It turned out subsequently that the “cosmetic surgeon” was a general practitioner. He had performed a surgical operation without any surgical training and had
administered a general anaesthetic without an anaesthetist. Such incidents are far too common. I read last week about a children’s writer. She has been left with blurred vision from botched laser eye surgery at a private clinic. After a five-year battle, she has finally received £250,000 in compensation, but has permanent scarring. In the
only last week there was a piece headed, “Plastic surgeons offer buy one get one free on breast enlargements and nose jobs”.
Given all the issues and the lack of regulation in cosmetic surgery, it seems imperative to establish an official regulator of cosmetic surgery—OfCos, as proposed by the British Association of Aesthetic Plastic Surgeons—to ensure registration and regulation of all cosmetic surgeons and practitioners in the UK. Or perhaps we should consider a cosmetic surgery licensing body that has a different type of structure and operates as a financial guarantee system, like ATOL—air travel organisers licensing—which provides financial protection for flights and air holiday packages.
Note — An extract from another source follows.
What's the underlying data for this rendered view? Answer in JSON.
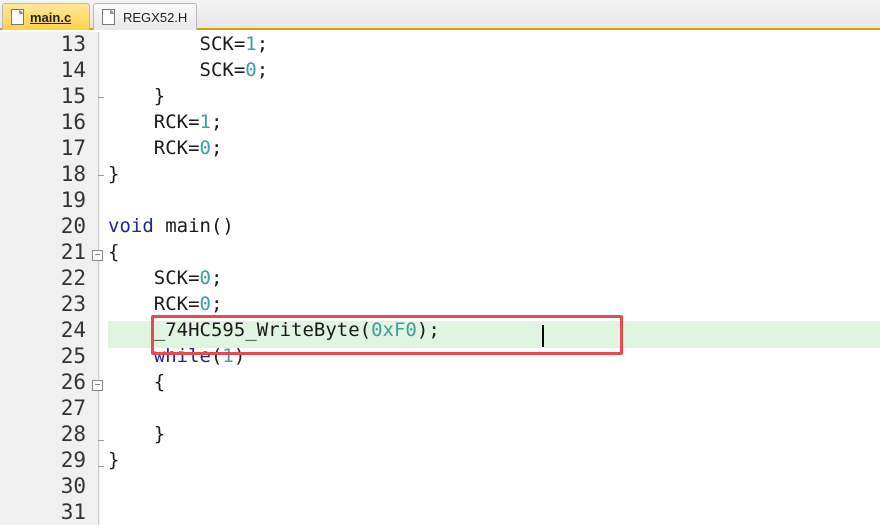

The problem has been swept under the carpet for far too long. It is now almost 20 years since I first stood here and called for greater regulation of private cosmetic surgery. The current system of self-regulation by the private surgeons and clinics is clearly not working. As the previous president of the British Association of Aesthetic Plastic Surgeons said in 2009:
“In no other area of medicine is there such an unregulated mess…Imagine a ‘2-for-1’ advert for general surgery? That way lies madness!”
This is a complex subject, but too many people are suffering and being disfigured at the hands of cowboys who have been given free rein to abuse the British public’s trust in the voluntary system of medical ethics. The responsibility clearly lies with the Government to take action as soon as possible to stop any more innocent people being subjected to butchery at the hands of some greedy, unscrupulous, and incompetent people, and to introduce the kind of regulation for cosmetic surgery that is long overdue.
Question put and agreed to.
Ann Clwyd accordingly presented the Bill.
Bill read the First time; to be read a Second time on